Tourists in Greece have been warned about an unwelcome surprise that may await them.  According to the Germany embassy in Athens, there have been a number of reports of homeward-bound tourists giving a lift to a hitchhiker or finding a stowaway in their caravan or motorcaravan who turn out to be illegal immigrants trying to get into Italy. If you are found harbouring a stowaway, be prepared for the worst because both Greece and Italy now meet out severe penalties and heavy fines.
  • Do not offer a lift or allow any hitchhikers or strangers inside your vehicle.
  • Should you decide to do so, demand to see their passport or identity card.
  • Always park your vehicle in an open space, preferably a guarded parking lot, and make sure you lock all doors.
  • Check your vehicle for stowaways before you leave Greece.
  • If you are taking a ferry, be on the alert and keep your eyes open because there are always illegal immigrants looking for a convenient vehicle to board, especially in the ports of Patras and Igoumenitsa.

Source : Kampeertoerist

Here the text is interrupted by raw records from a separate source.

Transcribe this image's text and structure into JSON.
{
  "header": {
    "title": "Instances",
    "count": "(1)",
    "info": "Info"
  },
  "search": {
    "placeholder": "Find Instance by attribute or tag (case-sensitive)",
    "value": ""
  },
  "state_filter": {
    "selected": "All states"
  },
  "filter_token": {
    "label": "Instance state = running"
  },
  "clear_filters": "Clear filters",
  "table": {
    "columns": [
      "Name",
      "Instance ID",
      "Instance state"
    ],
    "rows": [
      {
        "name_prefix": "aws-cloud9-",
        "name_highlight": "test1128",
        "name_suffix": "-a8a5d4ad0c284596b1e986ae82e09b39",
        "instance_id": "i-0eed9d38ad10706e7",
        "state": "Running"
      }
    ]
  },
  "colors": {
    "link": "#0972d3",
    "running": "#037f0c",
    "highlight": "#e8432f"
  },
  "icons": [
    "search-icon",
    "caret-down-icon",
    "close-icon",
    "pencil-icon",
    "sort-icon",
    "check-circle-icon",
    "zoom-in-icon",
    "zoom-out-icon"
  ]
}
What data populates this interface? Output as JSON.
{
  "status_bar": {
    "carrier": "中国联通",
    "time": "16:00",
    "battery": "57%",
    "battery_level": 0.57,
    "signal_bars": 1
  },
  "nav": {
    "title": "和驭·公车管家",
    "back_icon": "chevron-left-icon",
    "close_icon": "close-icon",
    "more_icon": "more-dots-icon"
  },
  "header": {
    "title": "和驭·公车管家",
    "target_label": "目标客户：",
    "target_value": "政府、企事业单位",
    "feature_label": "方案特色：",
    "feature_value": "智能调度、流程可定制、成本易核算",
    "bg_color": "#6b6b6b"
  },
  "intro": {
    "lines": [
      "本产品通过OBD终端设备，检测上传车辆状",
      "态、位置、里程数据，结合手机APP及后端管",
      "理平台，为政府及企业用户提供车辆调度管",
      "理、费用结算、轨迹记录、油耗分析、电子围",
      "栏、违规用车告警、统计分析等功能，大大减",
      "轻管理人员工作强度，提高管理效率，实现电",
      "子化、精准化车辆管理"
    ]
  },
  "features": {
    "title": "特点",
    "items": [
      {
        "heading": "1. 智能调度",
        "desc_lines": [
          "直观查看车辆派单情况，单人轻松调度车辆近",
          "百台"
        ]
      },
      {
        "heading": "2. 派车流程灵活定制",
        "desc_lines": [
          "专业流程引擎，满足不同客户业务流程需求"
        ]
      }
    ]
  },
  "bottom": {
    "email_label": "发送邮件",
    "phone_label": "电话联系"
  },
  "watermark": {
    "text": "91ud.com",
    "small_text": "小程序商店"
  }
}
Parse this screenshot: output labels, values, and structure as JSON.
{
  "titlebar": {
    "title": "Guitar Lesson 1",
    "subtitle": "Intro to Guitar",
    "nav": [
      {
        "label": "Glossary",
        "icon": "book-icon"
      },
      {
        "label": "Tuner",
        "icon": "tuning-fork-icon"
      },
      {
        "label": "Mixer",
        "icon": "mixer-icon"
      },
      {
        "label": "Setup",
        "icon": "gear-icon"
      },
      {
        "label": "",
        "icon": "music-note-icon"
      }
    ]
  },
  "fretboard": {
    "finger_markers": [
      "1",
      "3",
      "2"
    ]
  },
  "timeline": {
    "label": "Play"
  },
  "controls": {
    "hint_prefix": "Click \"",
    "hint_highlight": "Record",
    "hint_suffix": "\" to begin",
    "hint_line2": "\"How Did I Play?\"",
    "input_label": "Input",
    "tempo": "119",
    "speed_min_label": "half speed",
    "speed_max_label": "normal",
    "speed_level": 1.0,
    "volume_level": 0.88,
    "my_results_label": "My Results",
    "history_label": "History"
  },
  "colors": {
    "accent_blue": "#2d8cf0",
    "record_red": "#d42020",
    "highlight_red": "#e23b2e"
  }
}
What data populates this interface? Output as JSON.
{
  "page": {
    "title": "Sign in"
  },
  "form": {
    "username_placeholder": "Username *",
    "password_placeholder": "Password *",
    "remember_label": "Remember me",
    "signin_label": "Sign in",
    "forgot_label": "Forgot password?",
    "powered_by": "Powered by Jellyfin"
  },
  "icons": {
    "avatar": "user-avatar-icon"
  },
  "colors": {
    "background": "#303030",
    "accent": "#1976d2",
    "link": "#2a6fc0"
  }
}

PROTECTION FROM THUNDERSTORMS
Do caravans or motorhomes have the same properties as a Faraday cage? A car with its enclosed metal body operates like a Faraday cage and is a relatively safe place to be if lightning strikes.  An electric field can however build up in a motorhome or caravan because it has a discontinuous metal skin, given that its floor is made of wood.  In the least harmful scenario all that happens is that one’s hair stands on end. There is no point simply fixing metal plates underneath because, to be fully effective, a Faraday cage must have a metal grid or mesh fitted on to the floor that is attached to the cladding and the chassis.

A lightning flash will then be conducted to earth through the vehicle’s tyres. The tyres may however suffer damage because of the high electromagnetic charge exerted on the rubber and this can happen with car tyres too. One should always be vigilant if a storm is approaching and the best idea is simply to move out of harm’s way. The sound velocity of a clap of thunder is 330m per second.  If there are ten seconds between a lightning flash and a thunder clap, the storm is 3.3 kms away. If the time lapse is less, one should immediately seek shelter in a solid building and keep all doors and windows firmly shut.  One must never underestimate the danger of a lightning strike and the burn marks that we see on tent pegs and guy ropes are a constant reminder of the fact.
Source: DCC